They say beauty is in the eye of the beholder, but what is not mentioned is how transient it can be as well: soft silky skin gives way to wrinkles, a magnificent sandcastle gets swept away by the sea, pristine white snow turns to murky mush.
A View From A Window is an exhibition at the Camden Arts Centre which explores the work of Shelagh Wakely (1932–2011), whose pioneering installations focussed on ephemeral existence.
So if her art is meant to decay with the passage of time, what exactly is left to see? Well in the garden you will discover a recreation by her peer, Alison Waking, inspired by Wakely's garden a commission she undertook for St George's Hospital that was devoted to medicinal plants.
Inside you can see what remains of various desiccated fruit. A clementine, pear, and pineapple are now so withered that only the wire frame surrounding it is still intact.

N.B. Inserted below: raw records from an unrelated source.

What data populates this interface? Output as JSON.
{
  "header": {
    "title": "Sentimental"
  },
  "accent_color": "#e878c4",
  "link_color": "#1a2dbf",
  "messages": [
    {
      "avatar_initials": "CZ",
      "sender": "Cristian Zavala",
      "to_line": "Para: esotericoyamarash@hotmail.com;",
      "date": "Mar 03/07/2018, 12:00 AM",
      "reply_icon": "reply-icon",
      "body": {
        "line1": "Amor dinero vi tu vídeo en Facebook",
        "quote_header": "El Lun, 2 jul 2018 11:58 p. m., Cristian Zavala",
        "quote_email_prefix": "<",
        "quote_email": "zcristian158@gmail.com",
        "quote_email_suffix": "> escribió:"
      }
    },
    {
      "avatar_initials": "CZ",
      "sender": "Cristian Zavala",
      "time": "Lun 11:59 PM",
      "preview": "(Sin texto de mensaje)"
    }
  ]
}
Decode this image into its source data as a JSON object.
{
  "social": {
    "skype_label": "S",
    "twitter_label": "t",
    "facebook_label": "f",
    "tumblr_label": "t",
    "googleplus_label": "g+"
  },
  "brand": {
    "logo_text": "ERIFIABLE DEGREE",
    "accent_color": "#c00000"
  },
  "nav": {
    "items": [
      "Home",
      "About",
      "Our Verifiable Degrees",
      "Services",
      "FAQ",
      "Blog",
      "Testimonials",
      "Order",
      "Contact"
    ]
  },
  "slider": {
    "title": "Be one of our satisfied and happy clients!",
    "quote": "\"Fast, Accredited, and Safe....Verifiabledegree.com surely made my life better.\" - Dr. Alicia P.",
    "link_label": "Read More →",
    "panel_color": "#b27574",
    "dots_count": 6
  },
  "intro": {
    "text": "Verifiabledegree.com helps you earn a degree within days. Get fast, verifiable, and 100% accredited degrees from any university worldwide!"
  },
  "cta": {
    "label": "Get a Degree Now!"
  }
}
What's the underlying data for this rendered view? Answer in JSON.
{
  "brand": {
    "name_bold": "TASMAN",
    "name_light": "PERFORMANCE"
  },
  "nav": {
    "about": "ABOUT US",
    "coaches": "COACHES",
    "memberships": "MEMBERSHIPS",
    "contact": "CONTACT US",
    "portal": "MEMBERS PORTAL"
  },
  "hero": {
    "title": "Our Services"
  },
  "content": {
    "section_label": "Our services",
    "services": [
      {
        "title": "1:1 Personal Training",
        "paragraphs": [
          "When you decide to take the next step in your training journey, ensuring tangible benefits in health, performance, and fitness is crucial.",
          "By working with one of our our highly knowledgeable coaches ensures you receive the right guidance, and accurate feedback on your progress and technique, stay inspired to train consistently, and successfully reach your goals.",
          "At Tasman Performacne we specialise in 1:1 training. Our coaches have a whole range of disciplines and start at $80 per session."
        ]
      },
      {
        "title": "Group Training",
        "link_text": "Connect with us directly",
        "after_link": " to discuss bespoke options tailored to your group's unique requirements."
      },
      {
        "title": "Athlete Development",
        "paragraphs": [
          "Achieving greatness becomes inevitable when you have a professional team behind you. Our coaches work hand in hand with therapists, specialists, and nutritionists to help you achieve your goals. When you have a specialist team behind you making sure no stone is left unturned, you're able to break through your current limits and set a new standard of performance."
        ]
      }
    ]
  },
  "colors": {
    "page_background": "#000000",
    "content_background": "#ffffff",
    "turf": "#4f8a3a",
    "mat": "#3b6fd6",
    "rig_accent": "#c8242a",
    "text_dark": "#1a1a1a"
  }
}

Other items, while still surviving are perishable and fragile, such as as unbaked clay, abstract drawings, and a floor mosaic made from ground turmeric.